And big thanks, hugs, and cupcakes go to: Nancy Holder, Stephanie Constantin, Ericka Axelsson, Debbie Pascoe, Jeremy Jordan, James R. Tuck, Janice Hardy, Kalayna Price, Alex Hughes, Chuck Wendig, Janet Reid, Beth Ho, Kathy Epling, Lindze Merritt, Charis Collins, Brent Taylor, Jon Plsek, Vania Stoyanova of VLC Photo, Croft Photography, Brooke of Villainess Soaps, Meghan Schuler, Kristen and Liz and the Cool Mom Picks team, Cakes by Darcy, Books-a-Million #232 in Canton, GA, Barnes & Noble at The Forum, Joseph-Beth Booksellers, and the girls at PLAY Activity Center in Roswell, GA. And because they threatened me, thanks to John Scalzi and Deanna Raybourn—for laughs and inspiration.
For inviting me to super-fun cons: Stephen Zimmer at FandomFest, Chris and Heather at Crossroads Writers Conference, Carol and Regina at the Dahlonega Literary Festival, and the three fantastic track directors of Dragon*Con who invited me to speak on panels: Doc Q of the Artifice Club, Derek Tatum, and Nancy Knight.
Thank you so very much to the book bloggers and reviewers who reviewed the book and invited me to do interviews or guest posts. Thank you to everyone who added, rated, or reviewed
Wicked As They Come.
Your support is invaluable to authors, and you rock!
I know I’m forgetting people, so please consider this a blanket thank-you to everyone. Everyone who’s reading this, who read my last book, who follows me on Twitter or Facebook or reads my blog or just occasionally thinks of me when “Hey There Delilah” comes on the radio.
I love all your faces.
I don’t know which called to me more, his music or his blood. Trapped in darkness, weak to the point of death, I woke only to suck his soul dry until the notes and droplets merged in my veins. Whoever he was, he was my inferior, my prey, and his life was my due. What’s the point of being a princess if you can’t kill your subjects?
His blood was spiced with wine; I could tell that much. As I listened, stilling my breathing and willing my heart to pump again, I realized that I didn’t know the song he was playing. It wasn’t any of the Freesian lullabies from my childhood, nor was it anything that had been popular at court. I could even pick out the sound of his fingertips stroking the keys without the telltale muting of suede gloves. Peculiar. No wonder I could smell him, whoever he was—he wasn’t protecting his delicious skin from the world. From me.

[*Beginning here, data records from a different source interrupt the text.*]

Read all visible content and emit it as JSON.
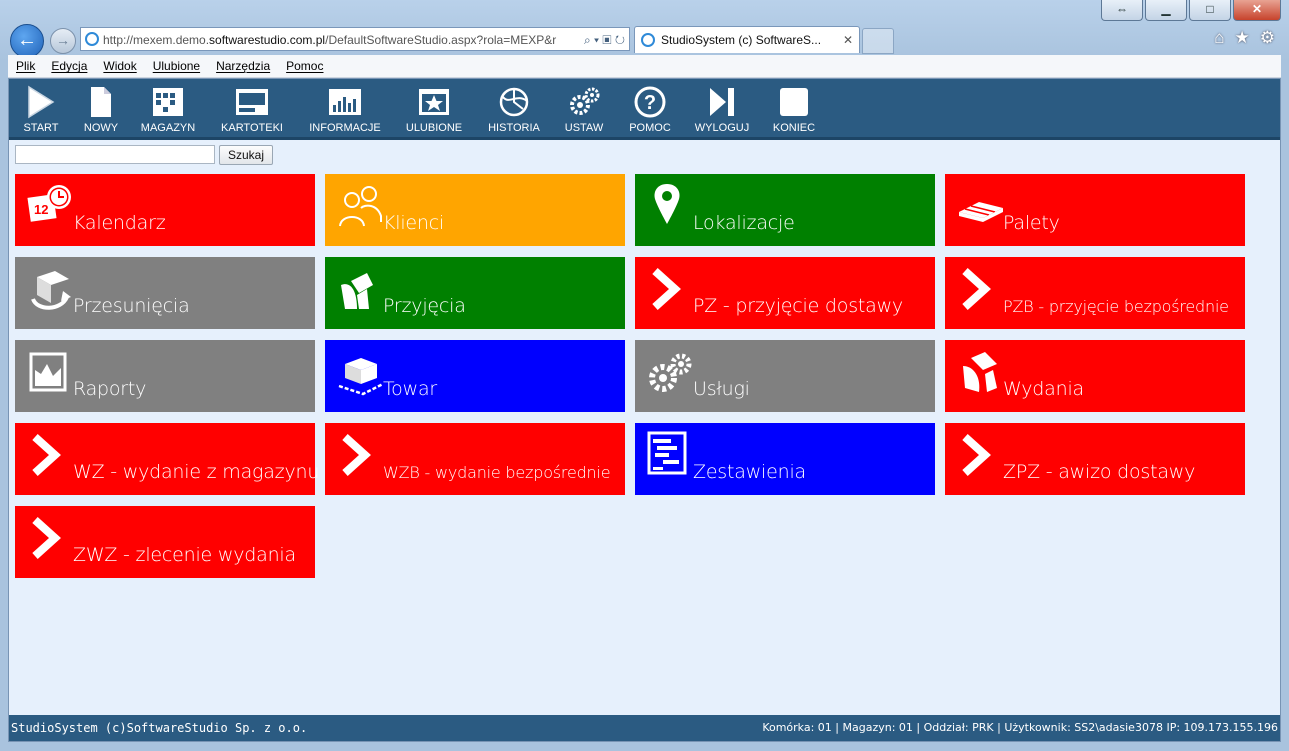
{
  "browser": {
    "address_prefix": "http://mexem.demo.",
    "address_domain": "softwarestudio.com.pl",
    "address_suffix": "/DefaultSoftwareStudio.aspx?rola=MEXP&r",
    "tab_title": "StudioSystem (c) SoftwareS...",
    "menu": [
      "Plik",
      "Edycja",
      "Widok",
      "Ulubione",
      "Narzędzia",
      "Pomoc"
    ]
  },
  "toolbar": {
    "start": "START",
    "nowy": "NOWY",
    "magazyn": "MAGAZYN",
    "kartoteki": "KARTOTEKI",
    "informacje": "INFORMACJE",
    "ulubione": "ULUBIONE",
    "historia": "HISTORIA",
    "ustaw": "USTAW",
    "pomoc": "POMOC",
    "wyloguj": "WYLOGUJ",
    "koniec": "KONIEC"
  },
  "search": {
    "value": "",
    "button": "Szukaj"
  },
  "tiles": {
    "kalendarz": "Kalendarz",
    "klienci": "Klienci",
    "lokalizacje": "Lokalizacje",
    "palety": "Palety",
    "przesuniecia": "Przesunięcia",
    "przyjecia": "Przyjęcia",
    "pz": "PZ - przyjęcie dostawy",
    "pzb": "PZB - przyjęcie bezpośrednie",
    "raporty": "Raporty",
    "towar": "Towar",
    "uslugi": "Usługi",
    "wydania": "Wydania",
    "wz": "WZ - wydanie z magazynu",
    "wzb": "WZB - wydanie bezpośrednie",
    "zestawienia": "Zestawienia",
    "zpz": "ZPZ - awizo dostawy",
    "zwz": "ZWZ - zlecenie wydania"
  },
  "colors": {
    "red": "#ff0000",
    "orange": "#ffa500",
    "green": "#008000",
    "gray": "#808080",
    "blue": "#0000ff",
    "toolbar": "#2b5b82"
  },
  "status": {
    "left": "StudioSystem (c)SoftwareStudio Sp. z o.o.",
    "right": "Komórka: 01 | Magazyn: 01 | Oddział: PRK | Użytkownik: SS2\\adasie3078 IP: 109.173.155.196"
  }
}
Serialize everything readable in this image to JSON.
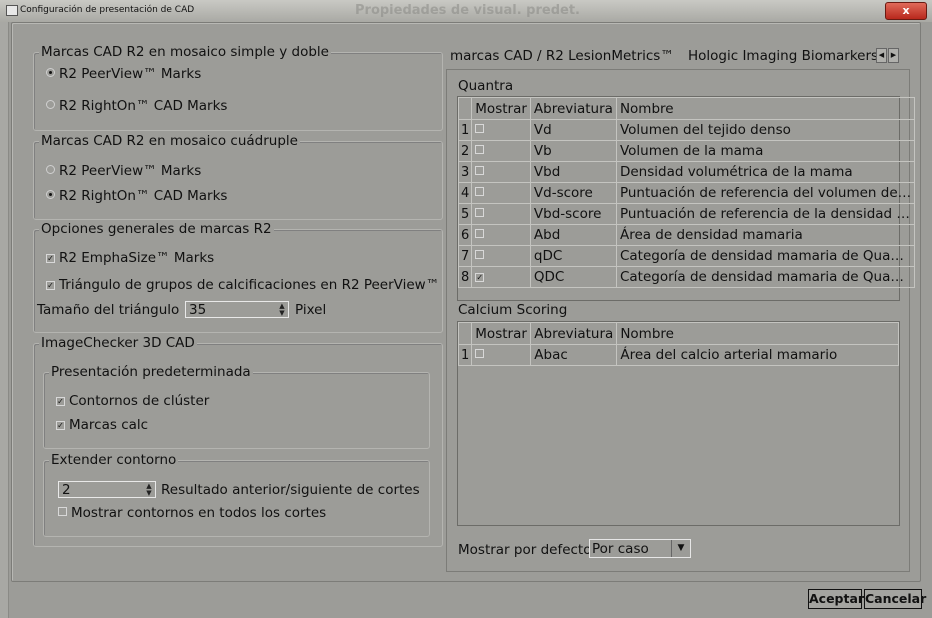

He stopped playing and sighed, and my instincts took over. I lunged toward that intoxicating scent. But the attempt to pounce was painfully foiled by . . . something. Leather. I was trapped, tucked into a ball, boxed and balanced on my bustled bum. When he started playing again, my hand stole sideways toward the musty leather. With one wicked claw, I began to carve a way out.
The tiniest sliver of light stole in, orange and murky. Fresh air hit my face, and with it, his scent. It took every ounce of well-bred patience for me to remain silent and still and not fumble and flounder out of whatever held me bound like a Kraken from the deep. My mother’s voice rang in my mind, her queenly tone unmistakable.
Silence. Cunning. Quickness. That is how the enemy falls, princess. You are the predator’s predator. The queen of the beasts. Now kill him. Slowly.
My fingernails had grown overlong and sharper than was fashionable in court, and the rest of the leather fell away in one long curve. I lifted the flap with one hand and dared to peek out.
The room was dim and mostly empty, with a high ceiling and wooden floors. Spindly chairs perched on round tables. Across the room, lit by one orange gas spotlight, was a stage, and on that stage was a harpsichord, and playing that harpsichord was my lunch.
Seeing him there, the princess receded, and the beast took over. Body crouched and fingers curled, I sidled out through the hole, my eyes glued to my prey. He hadn’t noticed the creature hunting him from the shadows. His eyes were closed, and he was singing something plaintive, something about someone named Jude. I wasn’t Jude, so it didn’t matter.